When he first joined, Conway had responsibilities across private client portfolios, as well as Hawksmoor’s funds. As the business grew, the fund and private client arms were separated, which led to Conway focusing full-time on the funds of funds.
Ahead of peers
The three funds Conway’s team is responsible for are Vanbrugh, Distribution and newly-launched Global Opportunities, which have close to £300 million in assets. The team runs more than half a billion when segregated mandates are added to that.
According to Citywire data, Conway returned has 26.4% over five years, while his peers returned an average of 19% over that time. Despite generating top quartile returns, he and his co-managers managed to restrict annual volatility, and with standard deviation 5.4, it is the third lowest in the peer group.
Conway says 2018 was disappointing for the team, even though they outperformed their Mixed Assets – Balanced peer group by returning -4.7% compared with -5.8%
Last year was unsatisfactory, he says, 'in one sense because our objective is to generate a positive real return'.
'We don’t try to do that over one year, but when we lose money like we did in 2018, it makes it really uncomfortable. And you have to work harder to deliver positive returns over a rolling three year period.’
He points out that the Vanbrugh fund has returned 10% per annum since its launch in 2009, despite being a cautiously run multi-asset strategy that is only a quarter invested in equities.
‘It was difficult to generate positive returns, across Vanbrugh and Distribution. Relative returns were good, but we judge ourselves by the absolute standard. We need to generate a positive real return.
'When we look back at it, we know why we didn’t do better, and we are comforted by the fact that we couldn’t have done better.’
So, what has not worked?
‘In 2018, 90% of all asset classes delivered a negative return in dollar terms.
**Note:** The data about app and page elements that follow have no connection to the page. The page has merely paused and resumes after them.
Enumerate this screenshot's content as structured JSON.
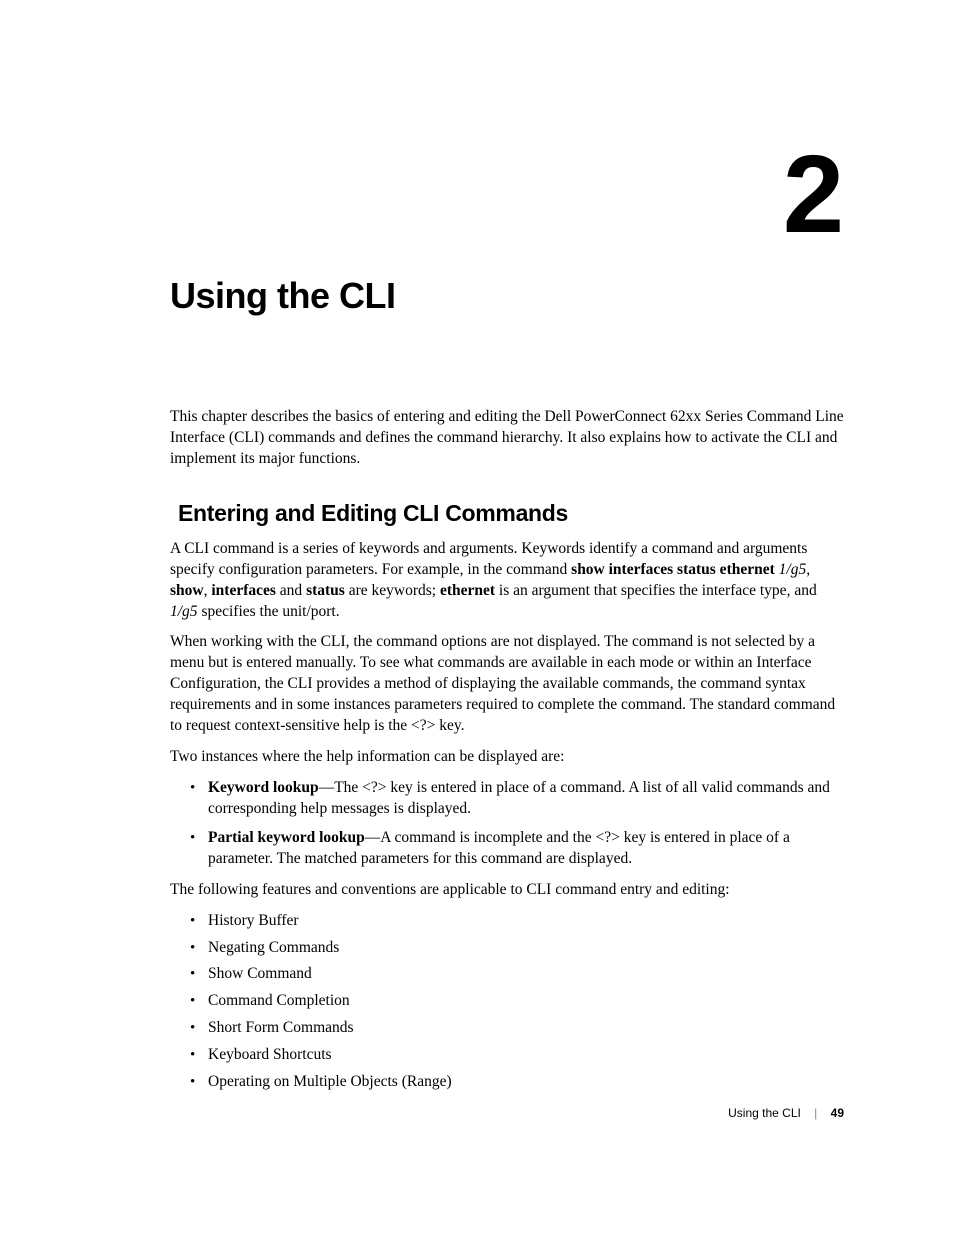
{
  "chapter_number": "2",
  "chapter_title": "Using the CLI",
  "intro": "This chapter describes the basics of entering and editing the Dell PowerConnect 62xx Series Command Line Interface (CLI) commands and defines the command hierarchy. It also explains how to activate the CLI and implement its major functions.",
  "section_heading": "Entering and Editing CLI Commands",
  "p1_a": "A CLI command is a series of keywords and arguments. Keywords identify a command and arguments specify configuration parameters. For example, in the command ",
  "p1_b_bold": "show interfaces status ethernet",
  "p1_c": " ",
  "p1_c_italic": "1/g5",
  "p1_d": ", ",
  "p1_d_bold1": "show",
  "p1_e": ", ",
  "p1_e_bold2": "interfaces",
  "p1_f": " and ",
  "p1_f_bold3": "status",
  "p1_g": " are keywords; ",
  "p1_g_bold4": "ethernet",
  "p1_h": " is an argument that specifies the interface type, and ",
  "p1_h_italic": "1/g5",
  "p1_i": " specifies the unit/port.",
  "p2": "When working with the CLI, the command options are not displayed. The command is not selected by a menu but is entered manually. To see what commands are available in each mode or within an Interface Configuration, the CLI provides a method of displaying the available commands, the command syntax requirements and in some instances parameters required to complete the command. The standard command to request context-sensitive help is the <?> key.",
  "p3": "Two instances where the help information can be displayed are:",
  "li1_bold": "Keyword lookup",
  "li1_rest": "—The <?> key is entered in place of a command. A list of all valid commands and corresponding help messages is displayed.",
  "li2_bold": "Partial keyword lookup",
  "li2_rest": "—A command is incomplete and the <?> key is entered in place of a parameter. The matched parameters for this command are displayed.",
  "p4": "The following features and conventions are applicable to CLI command entry and editing:",
  "features": [
    "History Buffer",
    "Negating Commands",
    "Show Command",
    "Command Completion",
    "Short Form Commands",
    "Keyboard Shortcuts",
    "Operating on Multiple Objects (Range)"
  ],
  "footer_title": "Using the CLI",
  "footer_sep": "|",
  "footer_page": "49"
}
If you want to deliver a positive return, you had to be in T-bills or direct property. Essentially, if you’re a multi-asset fund manager, the only way to make a positive return was to be in dollar assets. But we are always going to be fully diversified.’
Conway says the team actually added more to the poorest performers in the portfolios, such as gold equities, throughout the year.
‘Gold equities really helped us in December. We are very positive on gold, which can be linked to the fact that we think that the way monetary policy is being run has undermined the monetary system. All of the major central banks have debased their currencies in the name of not having a recession.
‘Real rates will keep falling, and that’s a positive environment for gold. Gold mining equities are attractively valued relative to the gold price. We think the gold price will go up over the long term, and it’s a truly diversifying asset in the portfolio. When things are going wrong, it should do well. ‘
The other area Conway has added to is UK equities, though he admits it is not a particularly controversial play.
‘Once we get through the Brexit nonsense, the undervaluation of domestic equities will correct, and we can see a tremendous short term rally. We have 11% in Vanbrugh and 16% in the Distribution fund, which is still actually quite low.’
Going forward, Conway believes the biggest risk is valuations, and he warns that the next 10 years will not be as good as the past 10 were.
‘The answer to the global financial crisis was to increase debt, passed from corporate to government balance sheets, and since then debt to GDP has continued to go up. The motivation in the aftermath of 2008-09 was to avoid a recession by stealing growth from the future. But that has to be paid back at some stage.
'We are now in a world where we’ve been without a recession for a long period, and that’s not normal,’ he says.
‘We’ll do the best we can, but when you’re a multi-asset fund manager, you have to recognise that that was an enormously good return. What we hope to do is to preserve the real value of our clients’ wealth.’